  log("visit http://localhost:3000/graphiql to play");

const getUser = async (req: IncomingMessage) => {
  // in a real app, you'd probably have an auth middleware,
  // which may do something like:
  // const userId = await authClient.decodeAndValidatedUser({
  //   jwt: req.headers.jwt
  // })

  // @warning - *never actually do this!*
  // for simplicty sake--let's pretend that the
  // authorized user_id is in the cookie.
  // 1 c-bear, 2 jamal, 3 jessica, 4 chaz
  const cookie = req.headers.cookie || "";
  const userId = cookie.match(/user_id=(\d+)/i)
    ? parseInt(cookie.match(/user_id=(\d+)/i)![1], 10)
    : 0;
  return {
    isAdmin: !!cookie.match(/is_admin/i),

50 LOC, not so bad! when the server runs, it also exposes a graphiql instance, so we can play with our data!
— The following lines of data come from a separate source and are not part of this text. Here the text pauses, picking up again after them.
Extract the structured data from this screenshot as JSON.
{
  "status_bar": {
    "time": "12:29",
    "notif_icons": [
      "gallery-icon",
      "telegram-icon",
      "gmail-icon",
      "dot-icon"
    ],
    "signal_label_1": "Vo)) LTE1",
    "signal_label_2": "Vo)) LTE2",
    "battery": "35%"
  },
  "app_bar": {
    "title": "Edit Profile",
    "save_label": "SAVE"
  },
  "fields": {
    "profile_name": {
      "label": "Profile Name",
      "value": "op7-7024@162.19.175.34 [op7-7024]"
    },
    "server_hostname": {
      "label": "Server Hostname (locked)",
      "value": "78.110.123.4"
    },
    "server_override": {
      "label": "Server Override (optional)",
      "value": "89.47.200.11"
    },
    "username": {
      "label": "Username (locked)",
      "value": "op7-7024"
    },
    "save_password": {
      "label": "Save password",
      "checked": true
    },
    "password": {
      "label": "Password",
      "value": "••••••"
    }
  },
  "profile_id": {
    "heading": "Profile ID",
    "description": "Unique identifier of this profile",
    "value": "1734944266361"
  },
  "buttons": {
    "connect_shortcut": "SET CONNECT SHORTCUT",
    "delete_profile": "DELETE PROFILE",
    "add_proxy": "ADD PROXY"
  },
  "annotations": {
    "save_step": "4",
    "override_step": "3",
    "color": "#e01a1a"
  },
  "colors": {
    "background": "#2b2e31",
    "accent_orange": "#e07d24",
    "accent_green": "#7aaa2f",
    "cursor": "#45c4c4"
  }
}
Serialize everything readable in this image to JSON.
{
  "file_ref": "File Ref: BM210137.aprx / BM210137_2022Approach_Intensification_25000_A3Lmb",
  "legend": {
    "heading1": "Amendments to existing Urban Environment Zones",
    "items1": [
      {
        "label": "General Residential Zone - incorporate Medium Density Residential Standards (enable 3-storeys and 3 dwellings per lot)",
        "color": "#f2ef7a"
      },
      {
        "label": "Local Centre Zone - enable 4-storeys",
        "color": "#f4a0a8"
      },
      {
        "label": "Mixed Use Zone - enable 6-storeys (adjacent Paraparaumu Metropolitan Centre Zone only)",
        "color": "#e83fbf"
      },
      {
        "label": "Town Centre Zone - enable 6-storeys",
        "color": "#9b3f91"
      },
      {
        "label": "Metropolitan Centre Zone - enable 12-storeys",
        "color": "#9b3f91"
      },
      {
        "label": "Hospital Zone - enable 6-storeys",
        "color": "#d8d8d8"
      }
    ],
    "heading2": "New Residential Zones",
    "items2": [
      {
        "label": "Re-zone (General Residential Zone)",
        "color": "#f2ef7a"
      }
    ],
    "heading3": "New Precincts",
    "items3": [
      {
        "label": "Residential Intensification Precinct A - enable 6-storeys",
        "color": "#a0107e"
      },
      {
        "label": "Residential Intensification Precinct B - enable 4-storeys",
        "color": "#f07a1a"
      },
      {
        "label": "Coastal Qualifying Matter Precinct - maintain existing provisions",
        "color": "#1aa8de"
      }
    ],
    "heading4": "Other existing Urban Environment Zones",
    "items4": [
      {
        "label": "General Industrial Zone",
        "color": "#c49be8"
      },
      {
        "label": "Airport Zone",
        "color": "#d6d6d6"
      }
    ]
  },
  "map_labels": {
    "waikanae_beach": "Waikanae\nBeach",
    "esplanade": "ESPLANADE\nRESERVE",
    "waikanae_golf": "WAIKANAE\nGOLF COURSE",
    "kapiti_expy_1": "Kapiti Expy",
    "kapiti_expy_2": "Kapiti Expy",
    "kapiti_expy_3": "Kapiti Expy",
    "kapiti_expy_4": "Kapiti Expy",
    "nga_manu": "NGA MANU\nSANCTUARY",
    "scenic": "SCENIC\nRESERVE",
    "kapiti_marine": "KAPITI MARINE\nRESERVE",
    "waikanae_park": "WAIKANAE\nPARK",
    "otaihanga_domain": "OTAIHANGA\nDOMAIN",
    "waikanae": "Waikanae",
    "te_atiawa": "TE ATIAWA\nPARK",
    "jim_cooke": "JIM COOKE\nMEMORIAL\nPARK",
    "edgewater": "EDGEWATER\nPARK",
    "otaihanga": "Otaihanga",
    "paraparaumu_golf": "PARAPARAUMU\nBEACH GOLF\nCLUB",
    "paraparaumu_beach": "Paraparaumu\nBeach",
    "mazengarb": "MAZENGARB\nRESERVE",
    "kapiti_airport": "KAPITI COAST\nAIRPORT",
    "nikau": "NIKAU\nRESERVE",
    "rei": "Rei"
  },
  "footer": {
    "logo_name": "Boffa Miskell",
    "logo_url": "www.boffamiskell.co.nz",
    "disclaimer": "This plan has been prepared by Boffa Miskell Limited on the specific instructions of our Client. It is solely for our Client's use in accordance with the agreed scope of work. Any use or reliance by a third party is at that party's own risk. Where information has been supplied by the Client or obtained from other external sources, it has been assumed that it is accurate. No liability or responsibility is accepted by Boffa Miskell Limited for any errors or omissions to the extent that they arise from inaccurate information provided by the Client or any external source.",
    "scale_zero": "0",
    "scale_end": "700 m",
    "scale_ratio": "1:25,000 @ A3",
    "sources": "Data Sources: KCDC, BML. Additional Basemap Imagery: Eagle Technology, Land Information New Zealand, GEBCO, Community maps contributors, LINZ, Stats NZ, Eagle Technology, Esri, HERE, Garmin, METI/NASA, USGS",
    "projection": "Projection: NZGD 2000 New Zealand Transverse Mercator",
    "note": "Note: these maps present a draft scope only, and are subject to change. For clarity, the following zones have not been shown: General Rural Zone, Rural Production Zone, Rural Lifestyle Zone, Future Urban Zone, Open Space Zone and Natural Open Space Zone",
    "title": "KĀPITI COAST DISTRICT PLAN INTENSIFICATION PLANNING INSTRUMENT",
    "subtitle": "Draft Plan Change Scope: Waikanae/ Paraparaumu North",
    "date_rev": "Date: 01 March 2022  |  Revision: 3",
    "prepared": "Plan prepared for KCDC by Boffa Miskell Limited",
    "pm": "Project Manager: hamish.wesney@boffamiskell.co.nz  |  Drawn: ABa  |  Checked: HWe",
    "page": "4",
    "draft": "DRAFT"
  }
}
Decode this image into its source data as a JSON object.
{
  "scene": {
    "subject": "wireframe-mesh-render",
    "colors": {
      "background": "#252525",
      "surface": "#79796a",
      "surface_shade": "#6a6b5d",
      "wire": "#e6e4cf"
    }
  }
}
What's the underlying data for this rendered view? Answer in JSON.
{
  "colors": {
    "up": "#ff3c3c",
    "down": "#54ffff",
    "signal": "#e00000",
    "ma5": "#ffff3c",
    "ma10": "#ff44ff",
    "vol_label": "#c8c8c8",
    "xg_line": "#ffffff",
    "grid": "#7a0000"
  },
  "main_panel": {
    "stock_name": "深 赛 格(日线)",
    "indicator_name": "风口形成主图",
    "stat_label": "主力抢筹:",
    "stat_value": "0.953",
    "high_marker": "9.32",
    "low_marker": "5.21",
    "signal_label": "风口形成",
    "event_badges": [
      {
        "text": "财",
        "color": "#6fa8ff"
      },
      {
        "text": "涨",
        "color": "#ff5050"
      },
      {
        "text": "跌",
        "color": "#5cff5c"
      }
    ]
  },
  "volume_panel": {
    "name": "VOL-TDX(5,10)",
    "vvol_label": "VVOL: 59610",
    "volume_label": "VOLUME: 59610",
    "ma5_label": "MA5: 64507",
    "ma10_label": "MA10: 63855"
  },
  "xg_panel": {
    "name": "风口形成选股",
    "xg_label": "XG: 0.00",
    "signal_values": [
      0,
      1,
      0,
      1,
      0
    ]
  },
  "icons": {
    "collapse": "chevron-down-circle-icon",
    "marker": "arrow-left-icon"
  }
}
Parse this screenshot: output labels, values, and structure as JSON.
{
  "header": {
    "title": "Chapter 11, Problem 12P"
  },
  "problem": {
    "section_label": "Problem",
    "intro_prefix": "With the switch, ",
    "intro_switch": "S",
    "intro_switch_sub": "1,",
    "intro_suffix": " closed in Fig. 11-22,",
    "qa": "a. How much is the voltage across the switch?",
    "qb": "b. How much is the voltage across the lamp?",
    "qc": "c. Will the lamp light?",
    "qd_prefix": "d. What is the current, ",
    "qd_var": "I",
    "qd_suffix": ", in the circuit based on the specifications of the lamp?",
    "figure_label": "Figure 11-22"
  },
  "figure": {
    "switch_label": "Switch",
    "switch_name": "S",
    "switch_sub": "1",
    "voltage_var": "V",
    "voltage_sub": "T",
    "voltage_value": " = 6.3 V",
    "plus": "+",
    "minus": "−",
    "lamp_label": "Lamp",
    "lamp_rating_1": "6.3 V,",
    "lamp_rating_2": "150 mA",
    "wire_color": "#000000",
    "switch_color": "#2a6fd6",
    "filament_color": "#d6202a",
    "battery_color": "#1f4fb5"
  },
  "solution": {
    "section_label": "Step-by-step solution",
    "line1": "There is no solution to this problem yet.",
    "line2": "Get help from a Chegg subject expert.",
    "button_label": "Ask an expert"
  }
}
let's play around.

prove each customer can only see his stuff

  • open http://localhost:3000/graphiql
  • in the browser dev console, set document.cookie='user_id=1' to fake authorize as c-bear
  • execute the following query:
  allCustomers {
    edges {
      node {
  allPurchases {
    edges {
      node {
        itemByItemId {
        customerByCustomerId {
  allItems {
    edges {
      node {

as shown in the query results & screenshot above, it's clear that c-bear can only see his purchased pizza and fancy-water from the store.

how about trying as a different user?

  • set the user_id cookie =2, which corresponds to jamal
  • rerun the query, and observe that jamal can see his nintendo64 purchase and nothing else

prove that only admins can add purchases

in a real commerce setting, only the commerce point of sale (pos) should log a transaction. a user otherwise could log a transaction without actually paying, initiate a return, and thus steal money! let's declare that the pos system is an admin user. in practice, the pos system would probably have a reduced role.

mutation {
  createPurchase(input: { purchase: { customerId: 1, itemId: 1 } }) {
    purchase {

we expect this to fail due to a rls violation. to add a purchase, we needed to be an admin. sure enough, the query shows a "new row violates row-level security policy" error message:

purchase rls fail
  • set document.cookie='is_admin=1'
  • run the query again, and see that it succeeds with:
  "data": {
    "createPurchase": {
      "purchase": {
        "id": 6

assessing our app's access control

very little access control is present in our app, and that's a feature. we need to make an authc/authz call to validate our user, get her id & roles (e.g. is_admin), and pump that result directly into our db calls. this is the only flow where falible human programmers can mess up our in-database security, perhaps by passing the wrong user. such a failure is unlikely, and likely easy to rectify if a bug were to ever sprout.


  • security is hard, and it's easy to mess up access controls
  • rls can help improve access control, right next to your data at rest
  • rls is easy to implement, assuming your db provider supports it
  • a compact demo of rls in action with an attached application can be download and run from super-commerce
  • some rbac concerns disappears from your application when using rls, shaving off complexity and trimming lines-of-code

try it out!


postgres auth functions

create or replace function is_admin() returns bool as $$
		if current_setting('commerce.is_admin', true) = 'true' then
			return true;
		end if;
		return false;
$$ language plpgsql stable security definer;

create function get_commerce_user_id() returns int as $$
		user_id_str varchar;
		user_id_str := current_setting('commerce.user_id', true);
		if user_id_str is null or user_id_str = '' then
			return 0; -- postgres serial ids start at 1
		end if;
		return user_id_str::int;
$$ language plpgsql stable security definer;